» **Task**
Every line below that holds the string "from" should be copied out.

*** Opening of Available records ***

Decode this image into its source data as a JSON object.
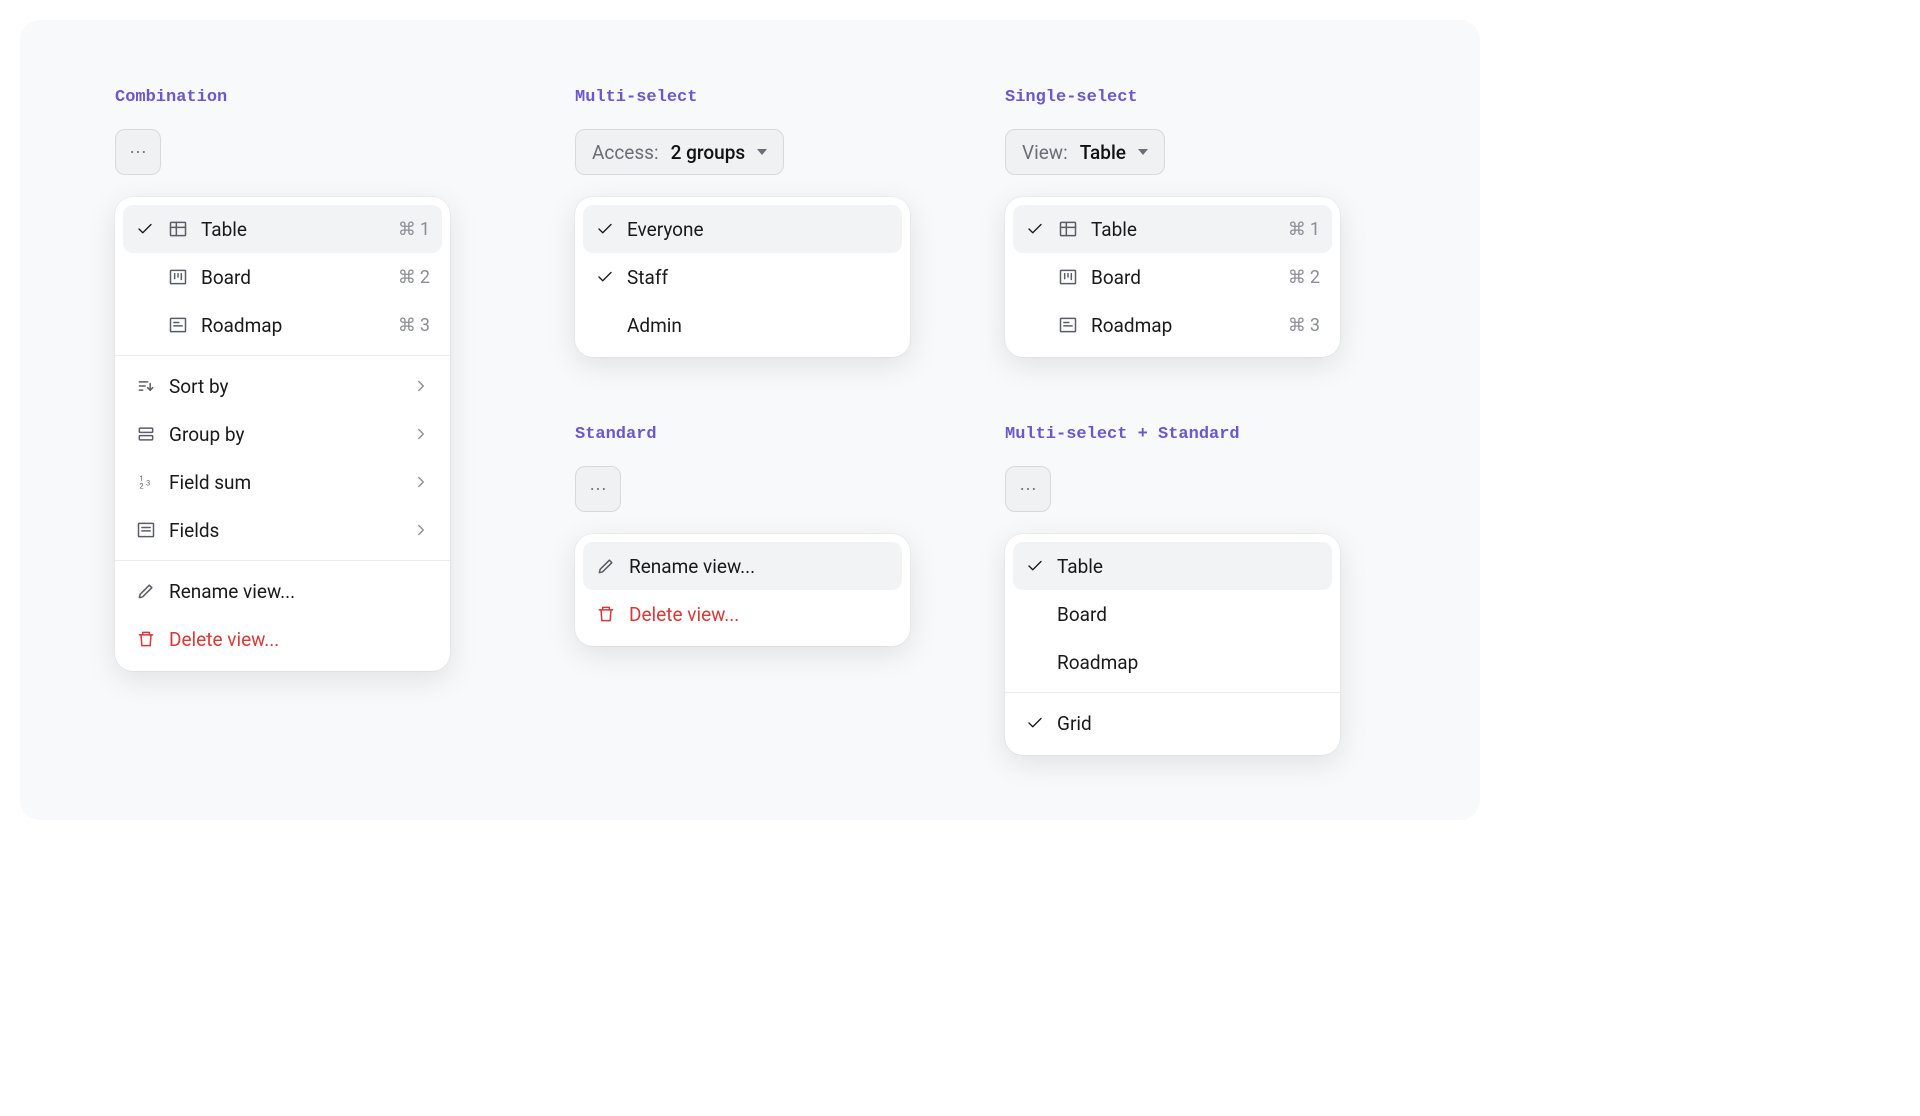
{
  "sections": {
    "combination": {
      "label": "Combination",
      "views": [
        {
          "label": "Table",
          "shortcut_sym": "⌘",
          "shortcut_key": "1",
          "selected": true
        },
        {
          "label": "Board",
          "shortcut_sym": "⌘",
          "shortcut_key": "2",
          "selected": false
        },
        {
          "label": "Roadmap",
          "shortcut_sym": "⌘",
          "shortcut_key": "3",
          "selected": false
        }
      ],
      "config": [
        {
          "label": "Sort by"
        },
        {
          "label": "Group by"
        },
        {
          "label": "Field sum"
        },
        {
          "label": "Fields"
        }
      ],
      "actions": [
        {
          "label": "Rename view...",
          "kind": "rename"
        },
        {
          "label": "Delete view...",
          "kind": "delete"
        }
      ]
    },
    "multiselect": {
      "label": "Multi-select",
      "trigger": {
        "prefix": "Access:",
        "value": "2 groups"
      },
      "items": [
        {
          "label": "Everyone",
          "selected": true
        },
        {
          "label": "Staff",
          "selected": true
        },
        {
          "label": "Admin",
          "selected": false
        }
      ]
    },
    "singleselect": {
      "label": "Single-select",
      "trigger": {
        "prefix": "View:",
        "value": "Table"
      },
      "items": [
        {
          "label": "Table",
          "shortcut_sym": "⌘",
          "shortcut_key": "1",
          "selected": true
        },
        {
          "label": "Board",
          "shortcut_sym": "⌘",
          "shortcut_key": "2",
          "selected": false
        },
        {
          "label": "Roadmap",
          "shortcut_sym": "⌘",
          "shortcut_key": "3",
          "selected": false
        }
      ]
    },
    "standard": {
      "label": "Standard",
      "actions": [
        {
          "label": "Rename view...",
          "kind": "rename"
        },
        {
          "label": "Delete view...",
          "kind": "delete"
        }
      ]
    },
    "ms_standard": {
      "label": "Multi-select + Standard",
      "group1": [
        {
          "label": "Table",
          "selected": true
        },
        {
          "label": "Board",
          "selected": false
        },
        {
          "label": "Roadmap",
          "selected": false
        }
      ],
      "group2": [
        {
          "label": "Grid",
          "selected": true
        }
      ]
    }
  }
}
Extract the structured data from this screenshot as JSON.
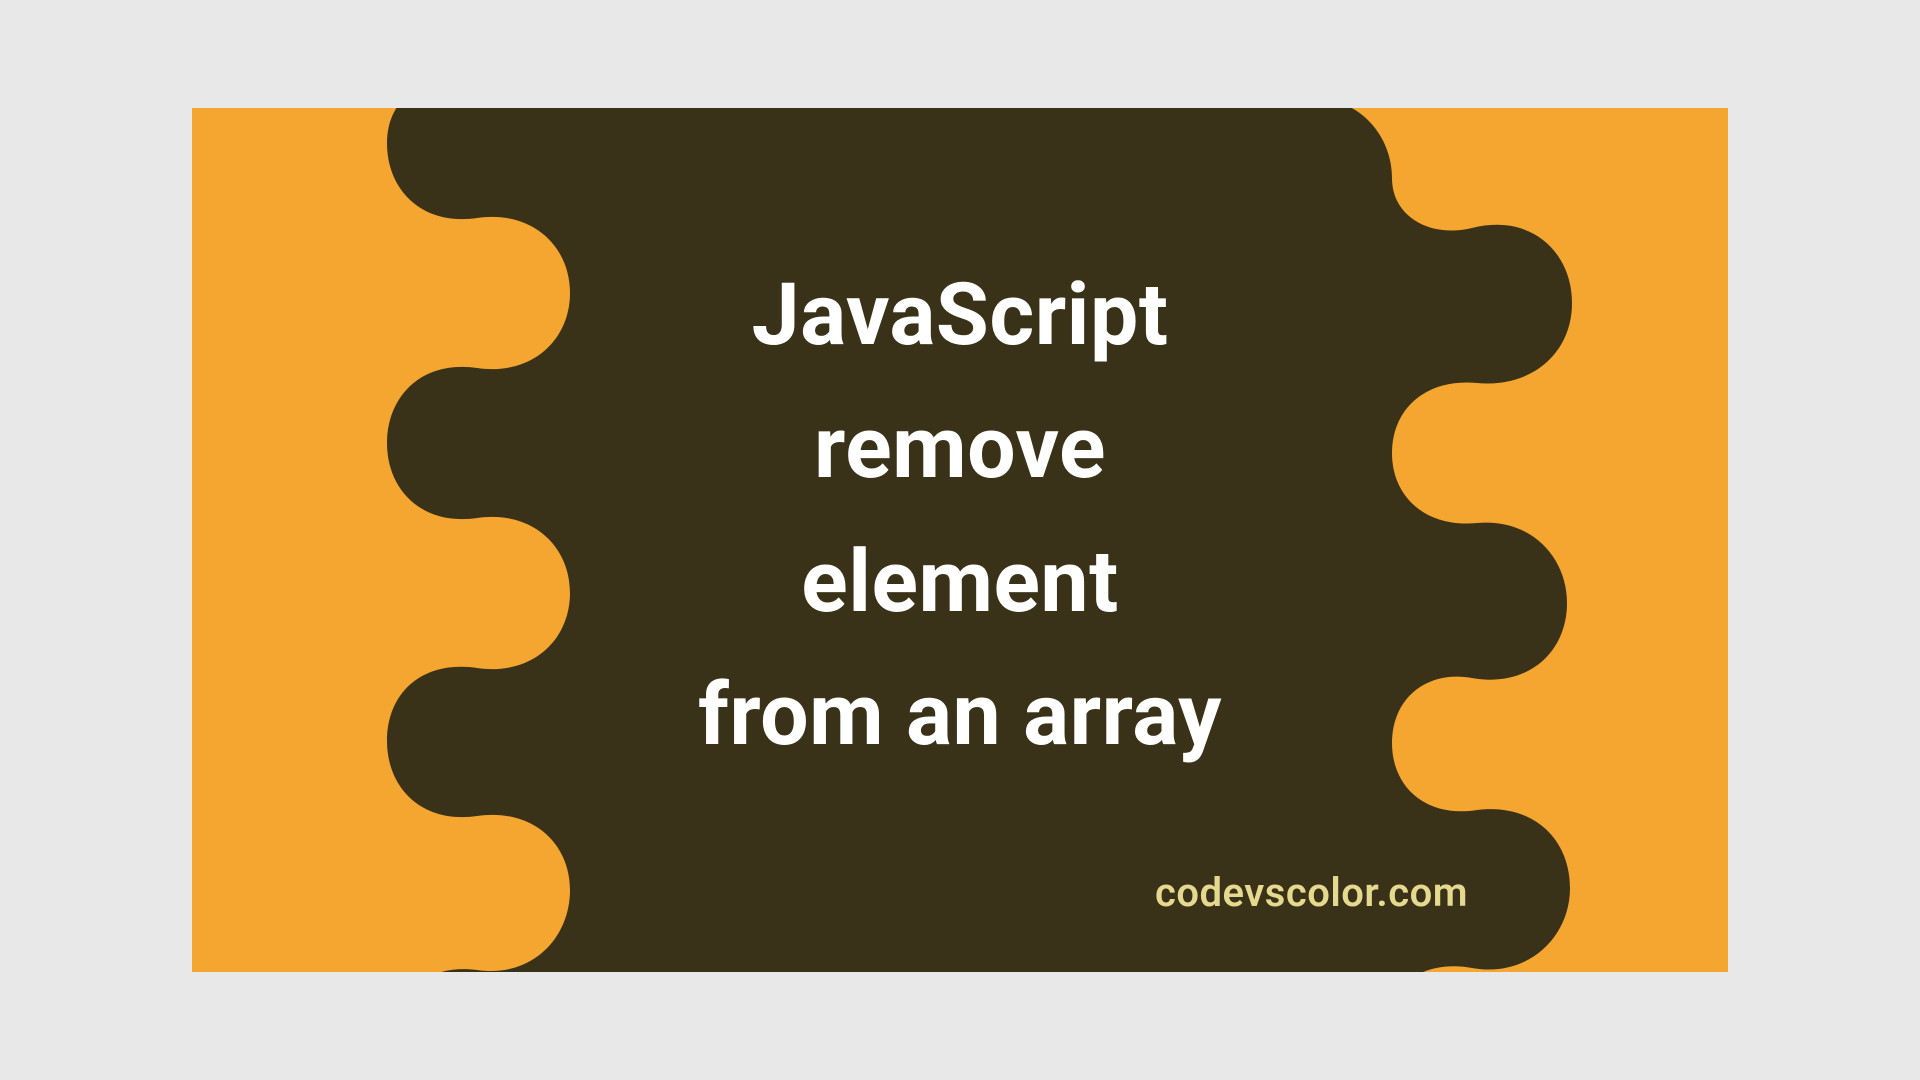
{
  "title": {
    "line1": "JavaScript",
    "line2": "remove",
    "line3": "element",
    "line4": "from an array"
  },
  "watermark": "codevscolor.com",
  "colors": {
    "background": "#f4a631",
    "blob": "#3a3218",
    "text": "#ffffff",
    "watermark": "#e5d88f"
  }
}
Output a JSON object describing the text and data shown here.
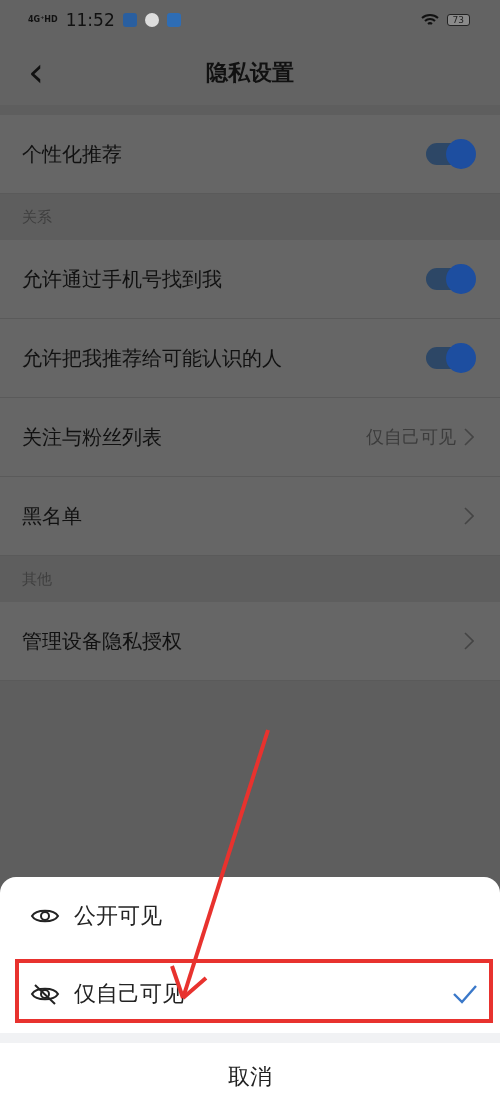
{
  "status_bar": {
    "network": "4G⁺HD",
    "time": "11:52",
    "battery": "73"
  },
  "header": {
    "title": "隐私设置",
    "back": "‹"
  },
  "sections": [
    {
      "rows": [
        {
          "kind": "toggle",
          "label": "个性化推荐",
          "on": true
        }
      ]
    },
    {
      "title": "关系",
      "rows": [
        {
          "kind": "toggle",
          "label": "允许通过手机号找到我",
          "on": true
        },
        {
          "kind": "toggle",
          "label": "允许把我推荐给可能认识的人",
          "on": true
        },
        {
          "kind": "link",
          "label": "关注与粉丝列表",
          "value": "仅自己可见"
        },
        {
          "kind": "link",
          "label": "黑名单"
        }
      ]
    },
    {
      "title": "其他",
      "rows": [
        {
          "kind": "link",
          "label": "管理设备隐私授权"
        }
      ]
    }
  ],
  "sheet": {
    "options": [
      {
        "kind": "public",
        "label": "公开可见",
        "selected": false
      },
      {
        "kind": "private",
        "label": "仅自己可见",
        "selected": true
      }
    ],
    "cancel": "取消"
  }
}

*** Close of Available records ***

» **Reply to the task**
Extract the structured data from this screenshot as JSON.
    "line4": "from an array"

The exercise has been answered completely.